|Police raided the home of Nancy Crambert-Lopes on a false suicide alert|
Photo by Aurelia Ventura - Copyright La Opinion
Wednesday, April 22, 2015
Be Afraid of the Police, Not the Criminals
Family claims they were the victims of police violence and fled permanently from them.
By: Isaias Alvarado
Even though all eight corners of their home were guarded by eight security cameras, and they filed a complaint with the FBI, one Latino family that alleges police brutality, fled as far away as they could from the police because of fear of retaliation.
"We're not afraid of the robbers, but the police," said Nancy Carmbert-Lopez, who moved 2,100 miles away, a few days ago.
"I feel safer here," she said.
The Baldwin Park Police Department defended the accused police officers in this controversial case.
Crambert-Lopes recalls her version of the facts: She said that everyone was sleeping in the house, when the police raided her home on a false suicide alert. They reached the master bedroom on the second floor, where the alleged altercation occurred.
While she was trying to clear the misunderstanding with the police, she explained, her husband Delfim Lopes, had taken sleeping pills after work, but when he tried to go to the restroom, the officers grabbed him and the fight blew up.
Argentina Crambert, Nancy's mother, described the incident as an attack by five police officers against her son. "They were kicking him." She remembers saying, "They're going to kill you!" His whole body was covered with fists. "He vomited. He urinated on himself," the 71 year old immigrant said.
Nancy ran to help her husband and for it, both were tackled and arrested.

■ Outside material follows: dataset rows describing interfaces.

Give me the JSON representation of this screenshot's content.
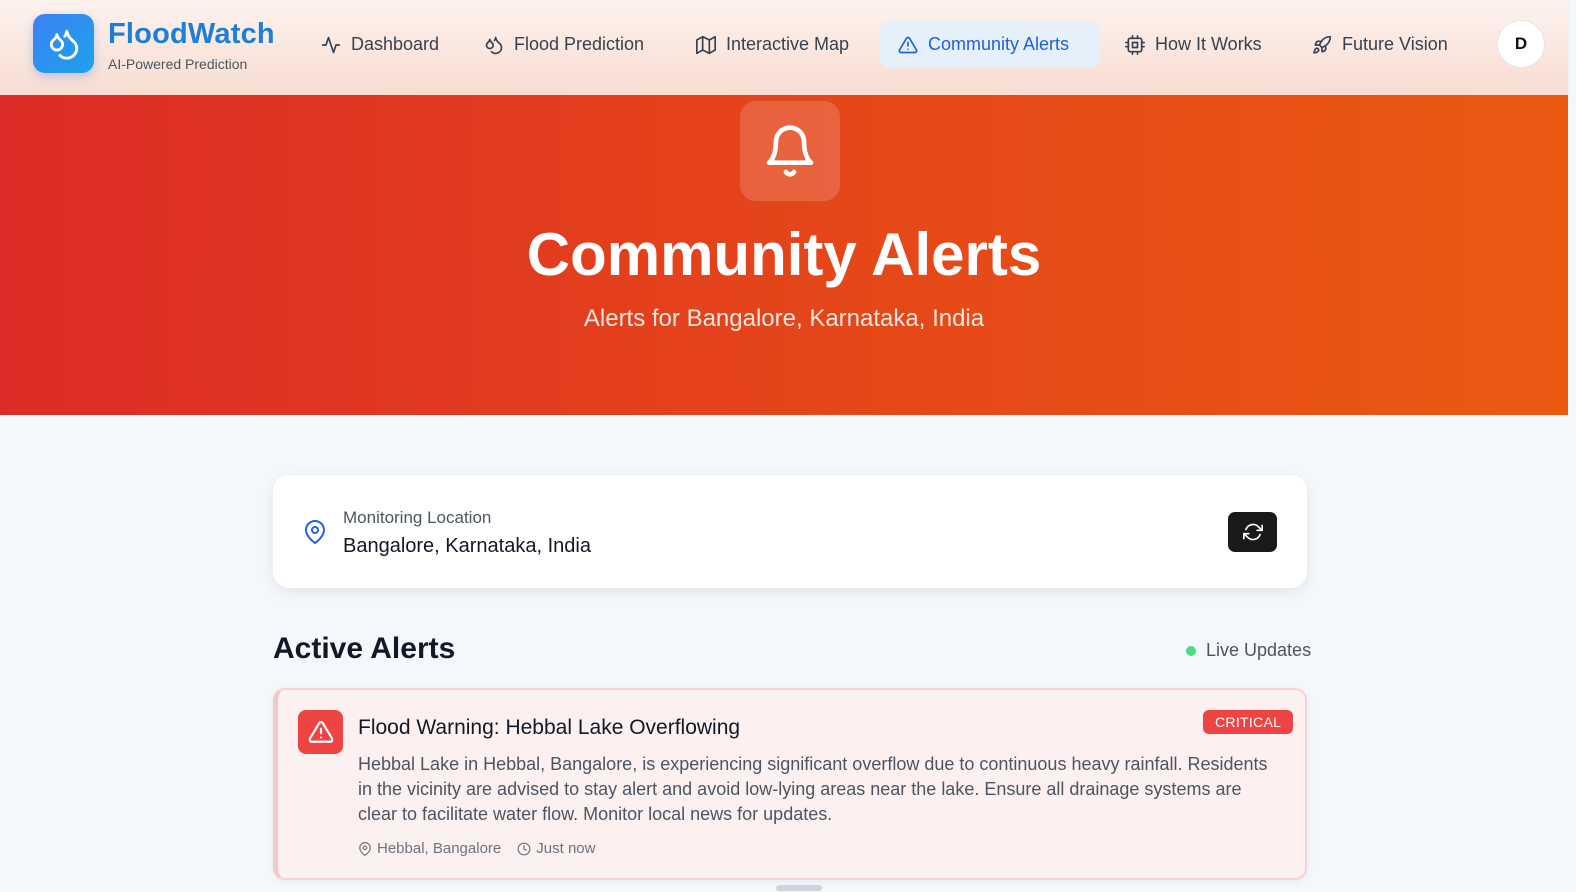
{
  "brand": {
    "name": "FloodWatch",
    "tagline": "AI-Powered Prediction",
    "icon": "droplets-icon"
  },
  "nav": {
    "items": [
      {
        "label": "Dashboard",
        "icon": "activity-icon"
      },
      {
        "label": "Flood Prediction",
        "icon": "droplets-icon"
      },
      {
        "label": "Interactive Map",
        "icon": "map-icon"
      },
      {
        "label": "Community Alerts",
        "icon": "alert-triangle-icon",
        "active": true
      },
      {
        "label": "How It Works",
        "icon": "cpu-icon"
      },
      {
        "label": "Future Vision",
        "icon": "rocket-icon"
      }
    ],
    "avatar_initial": "D"
  },
  "hero": {
    "icon": "bell-icon",
    "title": "Community Alerts",
    "subtitle": "Alerts for Bangalore, Karnataka, India"
  },
  "location": {
    "label": "Monitoring Location",
    "value": "Bangalore, Karnataka, India",
    "refresh_icon": "refresh-icon"
  },
  "alerts_section": {
    "title": "Active Alerts",
    "live_label": "Live Updates",
    "alerts": [
      {
        "title": "Flood Warning: Hebbal Lake Overflowing",
        "severity": "CRITICAL",
        "body": "Hebbal Lake in Hebbal, Bangalore, is experiencing significant overflow due to continuous heavy rainfall. Residents in the vicinity are advised to stay alert and avoid low-lying areas near the lake. Ensure all drainage systems are clear to facilitate water flow. Monitor local news for updates.",
        "location": "Hebbal, Bangalore",
        "time": "Just now"
      }
    ]
  },
  "colors": {
    "brand_blue": "#1e7fd6",
    "hero_start": "#de2b27",
    "hero_end": "#ea5a11",
    "critical": "#ef4444",
    "live": "#4ade80"
  }
}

Paul Cook, attorney at law, said that he believes that to cover up the brutality, the city declared the two mentally unstable (under 5150 of the Welfare and Institution Code) and locked them up in a psychiatric institute.
Nancy was discharged the next day, but her husband was kept under observation for two days.
The alleged beating damaged Delfim's spine, which now requires surgery, said the plaintiff.
The family states that they now owe $40,000 in medical bills and that because of the injury, Del cannot return to work as a driver.
"One day my husband was sleeping, the next day he needs surgery," said Nancy, who alleges that she was bruised because the "boys in blue" assaulted her too.
In late 2014, the FBI stated that it received the complaint but declined to investigate. Lourdes Arocho, FBI spokesperson, told the La Opinion, "We did not open an investigation in this case."
The City stated that they were not contacted by the FBI or other federal agencies and ensures that the police officers acted according to the law.
"The City maintains its support for the officers involved and denies any allegations of misconduct," said the police agent.
According to the police report, Lopes invited the five officers to his home, who happened to also be enraged, and was to be released only after a medical examination.
"Delfim swallowed five to ten sleeping pills because he was depressed because of financial problems," the police report stated.
According to the City, the altercation ensued because of Delfim and his wife's attitude, whom showed signs of anxiety and high blood pressure. That's why she had to be sent to the hospital too.
According to the police report, Delfim "did not complain of any pain," in a physical examination.
The Lopez family filed a complaint against the City of Baldwin Park in federal court, but the judge dismissed it on Dec. 11, 2014.
Later, the couple changed the jurisdiction of the case, so that they wouldn't have to pay for the legal defense fees.
Nancy said that moving to the State of Georgia has brought the family peace.
Delfim was living in fear residing in Baldwin Park because another emergency could occur and the policemen who assaulted him would return to his home.
"Although I never seen these people," Hiedi Rummel, professor of law at the University of Southern California (USC) and former prosecutor, this family's case is unusual.
"I have never heard of the police trying to hide misconduct this way [which is by diagnosing the detainees to be in need of psychiatric care,]" she said.